Franczak, Jerzy, ‘Kronos Gombrowicza – humbug!’, Tygodnik Powszechny online, 14 May 2013 [accessed: 1 September 2014]

Kunst, Bojana, ‘How Time Can Dispossess: On Duration and Movement in Contemporary Performance’, trans. Joanna Jopek, Didaskalia, 2013

Markowski, Michał Paweł, Czarny nurt: Gombrowicz, świat, literatura (Kraków: Wydawnictwo Literackie, 2004)

Rancière, Jacques, Widz wyemancypowany, trans. Adam Ostolski, in Wakacje z prawicą, Krytyka Polityczna, 2007

1. See Nicolas Bourriaud, Estetyka relacyjna, transl. Łukasz Białkowski (Kraków: MOCAK, 2012), pp. 49‒52.

2. Jacques Rancière, Widz wyemancypowany, transl. Adam Ostolski, in Wakacje z prawicą,Krytyka Polityczna 2007, 13, pp. 310‒319.

3. Bojana Kunst, ‘How Time Can Dispossess: On Duration and Movement in Contemporary Performance’, transl. Joanna Jopek, Didaskalia 2013, 115‒116, pp. 62‒72.

4. Ibid.

5. See Jerzy Franczak, ‘Kronos Gombrowicza – humbug!’, Tygodnik Powszechny online, 14 May 2013 [accessed: 1 September 2014].

6. The production was officially advertised thus:‘The most anticipated book of 2013, Kronos by Witold Gombrowicz, for the first time on the stage in Poland. The author of Ferdydurke and Diary debuts as a chronicler of his own everyday life. In his notes he attempts to arrest time by ritualizing it: he lists his earnings, people he met, his lovers, books he read, illnesses that plague him. How to respond to that in theatre? By one’s own Chronos – Kronos, by arrested evanescence, caught red-handed?’ [accessed 1 September 2014].

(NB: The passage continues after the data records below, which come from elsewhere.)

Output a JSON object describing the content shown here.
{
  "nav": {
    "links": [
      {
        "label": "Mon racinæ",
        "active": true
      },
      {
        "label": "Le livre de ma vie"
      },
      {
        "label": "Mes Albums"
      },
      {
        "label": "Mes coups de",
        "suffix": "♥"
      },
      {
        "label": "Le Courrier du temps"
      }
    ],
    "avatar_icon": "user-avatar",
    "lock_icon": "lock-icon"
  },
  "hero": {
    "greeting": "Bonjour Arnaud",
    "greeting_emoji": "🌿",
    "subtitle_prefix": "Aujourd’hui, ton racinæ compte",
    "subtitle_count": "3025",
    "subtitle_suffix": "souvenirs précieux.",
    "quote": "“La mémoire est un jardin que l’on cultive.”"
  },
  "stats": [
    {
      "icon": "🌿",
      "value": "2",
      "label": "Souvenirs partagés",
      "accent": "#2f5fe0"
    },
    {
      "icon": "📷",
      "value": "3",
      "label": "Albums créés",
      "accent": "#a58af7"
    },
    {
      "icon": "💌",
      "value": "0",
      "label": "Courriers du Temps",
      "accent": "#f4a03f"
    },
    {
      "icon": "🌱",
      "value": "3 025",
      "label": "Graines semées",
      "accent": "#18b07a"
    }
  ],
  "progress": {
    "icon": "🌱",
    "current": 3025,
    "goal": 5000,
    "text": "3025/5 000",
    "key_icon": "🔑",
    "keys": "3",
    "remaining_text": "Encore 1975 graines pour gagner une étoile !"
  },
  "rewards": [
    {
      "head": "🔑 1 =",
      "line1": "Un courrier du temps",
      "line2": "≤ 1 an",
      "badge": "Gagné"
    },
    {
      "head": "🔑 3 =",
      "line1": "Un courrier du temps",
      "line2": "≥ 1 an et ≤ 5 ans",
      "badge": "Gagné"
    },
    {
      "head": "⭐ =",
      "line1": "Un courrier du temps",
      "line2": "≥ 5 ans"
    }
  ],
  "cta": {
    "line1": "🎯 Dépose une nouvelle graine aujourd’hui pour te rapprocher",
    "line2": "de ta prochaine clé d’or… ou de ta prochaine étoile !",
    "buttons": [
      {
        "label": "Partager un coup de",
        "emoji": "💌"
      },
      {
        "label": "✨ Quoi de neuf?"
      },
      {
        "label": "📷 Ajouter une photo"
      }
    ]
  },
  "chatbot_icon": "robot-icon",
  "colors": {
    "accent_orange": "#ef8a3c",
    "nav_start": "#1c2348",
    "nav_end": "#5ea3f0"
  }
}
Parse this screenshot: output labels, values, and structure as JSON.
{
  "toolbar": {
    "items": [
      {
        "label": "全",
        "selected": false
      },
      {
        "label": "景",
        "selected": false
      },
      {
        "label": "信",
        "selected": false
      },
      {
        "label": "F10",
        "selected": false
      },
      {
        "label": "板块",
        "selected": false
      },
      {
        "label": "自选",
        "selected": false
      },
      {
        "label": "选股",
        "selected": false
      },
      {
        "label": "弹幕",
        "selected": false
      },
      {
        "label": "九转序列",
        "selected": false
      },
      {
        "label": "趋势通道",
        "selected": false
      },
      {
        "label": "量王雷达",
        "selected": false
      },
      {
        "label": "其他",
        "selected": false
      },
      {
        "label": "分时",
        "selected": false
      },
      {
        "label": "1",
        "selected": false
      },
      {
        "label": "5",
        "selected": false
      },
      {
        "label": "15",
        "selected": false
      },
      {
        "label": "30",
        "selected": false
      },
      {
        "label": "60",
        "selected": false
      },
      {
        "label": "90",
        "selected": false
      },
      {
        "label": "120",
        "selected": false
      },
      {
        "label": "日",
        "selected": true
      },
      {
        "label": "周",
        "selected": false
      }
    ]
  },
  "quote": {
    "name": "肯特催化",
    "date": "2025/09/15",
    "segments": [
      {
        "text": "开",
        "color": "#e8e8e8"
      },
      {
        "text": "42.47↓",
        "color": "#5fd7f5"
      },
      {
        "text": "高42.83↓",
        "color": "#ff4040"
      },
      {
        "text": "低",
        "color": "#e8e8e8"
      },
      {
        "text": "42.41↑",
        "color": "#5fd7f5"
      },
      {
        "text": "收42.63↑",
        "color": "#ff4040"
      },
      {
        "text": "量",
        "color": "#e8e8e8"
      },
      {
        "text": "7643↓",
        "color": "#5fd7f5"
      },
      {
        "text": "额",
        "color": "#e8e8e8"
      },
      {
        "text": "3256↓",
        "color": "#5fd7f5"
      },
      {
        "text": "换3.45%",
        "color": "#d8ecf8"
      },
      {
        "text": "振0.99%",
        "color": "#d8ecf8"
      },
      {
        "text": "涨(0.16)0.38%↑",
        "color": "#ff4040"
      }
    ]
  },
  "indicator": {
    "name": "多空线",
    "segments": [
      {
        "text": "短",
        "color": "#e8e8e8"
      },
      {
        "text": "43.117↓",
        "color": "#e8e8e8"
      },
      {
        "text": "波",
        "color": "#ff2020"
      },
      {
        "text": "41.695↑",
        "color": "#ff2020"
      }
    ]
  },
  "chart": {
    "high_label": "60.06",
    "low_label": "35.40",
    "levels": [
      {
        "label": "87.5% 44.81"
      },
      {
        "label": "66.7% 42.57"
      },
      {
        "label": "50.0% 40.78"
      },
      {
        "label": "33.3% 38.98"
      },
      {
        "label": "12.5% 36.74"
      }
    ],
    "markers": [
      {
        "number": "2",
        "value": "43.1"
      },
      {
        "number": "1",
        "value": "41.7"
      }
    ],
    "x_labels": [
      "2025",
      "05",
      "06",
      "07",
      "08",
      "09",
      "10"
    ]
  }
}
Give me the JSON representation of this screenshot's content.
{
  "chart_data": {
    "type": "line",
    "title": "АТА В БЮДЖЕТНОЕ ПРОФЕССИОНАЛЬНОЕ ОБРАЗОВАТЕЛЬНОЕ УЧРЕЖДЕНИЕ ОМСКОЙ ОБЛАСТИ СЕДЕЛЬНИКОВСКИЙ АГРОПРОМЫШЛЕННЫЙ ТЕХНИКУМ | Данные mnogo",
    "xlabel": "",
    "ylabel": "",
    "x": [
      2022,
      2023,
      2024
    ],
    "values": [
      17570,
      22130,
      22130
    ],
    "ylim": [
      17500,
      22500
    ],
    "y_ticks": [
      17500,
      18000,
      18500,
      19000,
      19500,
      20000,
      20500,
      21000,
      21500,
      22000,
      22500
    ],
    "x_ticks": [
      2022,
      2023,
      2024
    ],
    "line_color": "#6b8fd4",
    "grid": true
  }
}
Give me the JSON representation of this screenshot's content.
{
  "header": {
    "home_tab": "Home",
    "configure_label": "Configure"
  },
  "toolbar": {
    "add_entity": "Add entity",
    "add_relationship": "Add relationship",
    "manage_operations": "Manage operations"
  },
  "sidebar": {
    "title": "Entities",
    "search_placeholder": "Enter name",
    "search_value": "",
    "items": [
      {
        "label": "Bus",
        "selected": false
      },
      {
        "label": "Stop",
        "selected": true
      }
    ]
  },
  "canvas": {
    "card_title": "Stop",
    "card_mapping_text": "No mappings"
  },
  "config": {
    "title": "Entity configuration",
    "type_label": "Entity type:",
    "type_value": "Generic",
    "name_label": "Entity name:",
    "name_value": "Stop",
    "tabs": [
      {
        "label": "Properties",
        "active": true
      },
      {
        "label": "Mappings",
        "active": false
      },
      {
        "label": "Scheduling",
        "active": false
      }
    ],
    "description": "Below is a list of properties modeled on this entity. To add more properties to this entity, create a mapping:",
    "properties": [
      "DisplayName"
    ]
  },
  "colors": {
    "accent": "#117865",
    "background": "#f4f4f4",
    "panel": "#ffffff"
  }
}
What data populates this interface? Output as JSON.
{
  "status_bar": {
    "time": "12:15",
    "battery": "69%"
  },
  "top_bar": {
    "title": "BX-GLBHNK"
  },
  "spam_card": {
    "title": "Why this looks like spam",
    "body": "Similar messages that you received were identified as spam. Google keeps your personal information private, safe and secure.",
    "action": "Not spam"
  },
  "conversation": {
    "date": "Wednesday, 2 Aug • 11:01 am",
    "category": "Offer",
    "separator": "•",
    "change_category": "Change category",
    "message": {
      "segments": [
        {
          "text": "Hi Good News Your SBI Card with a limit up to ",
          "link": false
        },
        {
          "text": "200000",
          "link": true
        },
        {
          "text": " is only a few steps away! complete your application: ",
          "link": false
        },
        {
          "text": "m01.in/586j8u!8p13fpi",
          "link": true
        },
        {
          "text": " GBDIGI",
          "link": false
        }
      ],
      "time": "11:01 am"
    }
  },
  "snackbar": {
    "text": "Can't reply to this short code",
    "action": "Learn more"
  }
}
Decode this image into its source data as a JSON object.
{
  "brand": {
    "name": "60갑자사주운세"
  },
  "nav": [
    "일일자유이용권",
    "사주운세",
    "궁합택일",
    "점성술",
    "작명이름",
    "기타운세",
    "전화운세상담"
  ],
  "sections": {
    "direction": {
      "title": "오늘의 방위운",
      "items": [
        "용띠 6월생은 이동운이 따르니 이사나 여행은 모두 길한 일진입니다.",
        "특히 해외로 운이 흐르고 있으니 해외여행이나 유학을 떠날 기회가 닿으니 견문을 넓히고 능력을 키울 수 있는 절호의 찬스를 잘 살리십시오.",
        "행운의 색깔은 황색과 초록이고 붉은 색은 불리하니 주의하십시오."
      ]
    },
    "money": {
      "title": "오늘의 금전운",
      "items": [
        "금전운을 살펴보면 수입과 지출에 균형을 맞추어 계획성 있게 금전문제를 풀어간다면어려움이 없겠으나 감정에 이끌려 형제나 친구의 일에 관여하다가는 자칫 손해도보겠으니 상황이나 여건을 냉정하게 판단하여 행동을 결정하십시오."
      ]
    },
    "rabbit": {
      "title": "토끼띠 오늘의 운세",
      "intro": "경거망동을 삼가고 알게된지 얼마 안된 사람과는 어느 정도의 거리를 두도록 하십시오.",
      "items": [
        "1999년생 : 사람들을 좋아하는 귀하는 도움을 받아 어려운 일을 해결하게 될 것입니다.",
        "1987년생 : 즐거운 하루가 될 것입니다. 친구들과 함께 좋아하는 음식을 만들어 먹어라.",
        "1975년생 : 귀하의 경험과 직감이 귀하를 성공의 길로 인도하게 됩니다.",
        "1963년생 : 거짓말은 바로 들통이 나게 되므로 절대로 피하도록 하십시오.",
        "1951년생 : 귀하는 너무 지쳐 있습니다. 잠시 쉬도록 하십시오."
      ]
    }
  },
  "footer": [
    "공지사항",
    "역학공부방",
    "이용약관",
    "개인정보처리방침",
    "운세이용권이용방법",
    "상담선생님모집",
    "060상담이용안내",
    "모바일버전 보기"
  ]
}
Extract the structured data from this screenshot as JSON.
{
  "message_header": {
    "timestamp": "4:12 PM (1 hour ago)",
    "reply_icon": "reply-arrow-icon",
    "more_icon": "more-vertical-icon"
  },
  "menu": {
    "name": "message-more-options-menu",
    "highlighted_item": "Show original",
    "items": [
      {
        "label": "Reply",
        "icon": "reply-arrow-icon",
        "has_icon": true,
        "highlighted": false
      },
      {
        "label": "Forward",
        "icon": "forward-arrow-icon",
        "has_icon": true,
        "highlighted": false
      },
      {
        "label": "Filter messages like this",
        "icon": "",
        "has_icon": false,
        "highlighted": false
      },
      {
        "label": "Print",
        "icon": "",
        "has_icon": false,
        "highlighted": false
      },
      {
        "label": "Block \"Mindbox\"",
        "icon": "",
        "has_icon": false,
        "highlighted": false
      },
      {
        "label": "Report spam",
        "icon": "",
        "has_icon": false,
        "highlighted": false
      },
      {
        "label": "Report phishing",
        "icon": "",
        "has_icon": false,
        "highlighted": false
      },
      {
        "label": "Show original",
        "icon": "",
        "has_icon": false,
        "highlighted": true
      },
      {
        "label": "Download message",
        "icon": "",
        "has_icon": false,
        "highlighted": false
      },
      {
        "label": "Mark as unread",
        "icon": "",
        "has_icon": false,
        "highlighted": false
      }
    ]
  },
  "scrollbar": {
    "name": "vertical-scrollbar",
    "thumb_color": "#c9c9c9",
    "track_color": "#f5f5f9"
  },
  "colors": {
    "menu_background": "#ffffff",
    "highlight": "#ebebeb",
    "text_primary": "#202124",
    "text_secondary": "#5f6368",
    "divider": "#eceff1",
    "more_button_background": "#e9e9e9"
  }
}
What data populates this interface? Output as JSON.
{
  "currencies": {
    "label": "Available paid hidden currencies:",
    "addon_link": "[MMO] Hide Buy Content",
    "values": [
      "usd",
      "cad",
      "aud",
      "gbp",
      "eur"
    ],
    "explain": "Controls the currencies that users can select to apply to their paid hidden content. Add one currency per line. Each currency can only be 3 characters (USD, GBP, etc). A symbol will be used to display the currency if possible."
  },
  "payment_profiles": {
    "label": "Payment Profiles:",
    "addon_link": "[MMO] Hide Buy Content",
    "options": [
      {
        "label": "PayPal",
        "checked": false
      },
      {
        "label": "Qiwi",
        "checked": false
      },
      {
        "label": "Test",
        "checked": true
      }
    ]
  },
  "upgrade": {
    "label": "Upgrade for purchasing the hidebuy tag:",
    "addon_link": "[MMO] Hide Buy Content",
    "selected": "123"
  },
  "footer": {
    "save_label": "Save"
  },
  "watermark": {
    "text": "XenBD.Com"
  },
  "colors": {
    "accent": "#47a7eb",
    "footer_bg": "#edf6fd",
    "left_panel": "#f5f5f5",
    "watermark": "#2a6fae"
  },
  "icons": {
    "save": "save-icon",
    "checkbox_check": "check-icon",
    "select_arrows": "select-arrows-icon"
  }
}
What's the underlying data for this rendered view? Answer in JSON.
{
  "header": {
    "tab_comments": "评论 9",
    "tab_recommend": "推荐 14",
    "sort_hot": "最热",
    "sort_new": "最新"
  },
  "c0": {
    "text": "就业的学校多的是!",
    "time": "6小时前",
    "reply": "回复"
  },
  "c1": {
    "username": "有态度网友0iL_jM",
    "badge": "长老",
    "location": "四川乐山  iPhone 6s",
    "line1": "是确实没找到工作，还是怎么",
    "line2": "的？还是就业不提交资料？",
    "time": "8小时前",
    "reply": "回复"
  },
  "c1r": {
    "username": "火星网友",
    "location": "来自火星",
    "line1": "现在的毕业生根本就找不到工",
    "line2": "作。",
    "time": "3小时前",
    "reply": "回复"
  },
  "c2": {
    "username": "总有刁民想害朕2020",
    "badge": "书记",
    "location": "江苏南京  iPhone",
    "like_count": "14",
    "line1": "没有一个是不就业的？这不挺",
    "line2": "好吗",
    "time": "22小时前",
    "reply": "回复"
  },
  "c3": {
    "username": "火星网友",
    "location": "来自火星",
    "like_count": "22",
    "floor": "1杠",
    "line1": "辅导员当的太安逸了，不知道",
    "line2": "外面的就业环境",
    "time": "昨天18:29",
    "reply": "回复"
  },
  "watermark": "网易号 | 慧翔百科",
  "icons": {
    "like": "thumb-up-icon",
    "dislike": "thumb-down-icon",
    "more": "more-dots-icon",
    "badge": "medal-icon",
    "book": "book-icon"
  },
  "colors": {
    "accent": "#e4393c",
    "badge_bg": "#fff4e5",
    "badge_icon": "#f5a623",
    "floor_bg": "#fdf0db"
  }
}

7. Kunst.

8. See Michał Paweł Markowski, Czarny nurt: Gombrowicz, świat, literatura (Kraków: Wydawnictwo Literackie, 2004), pp. 165‒175.

Joanna Jopek

graduate of the Jagiellonian University’s Inter-faculty Individual Studies in the Humanities programme. Author of the book Tylko fragment. Dramaturgia Mieczysława Piotrowskiego (“Only a Fragment. The Dramaturgy of Mieczysław Piotrowski”, 2013), she was a doctoral student at the Faculty of Polish Studies of the Jagiellonian University at the time of her death in December 2014.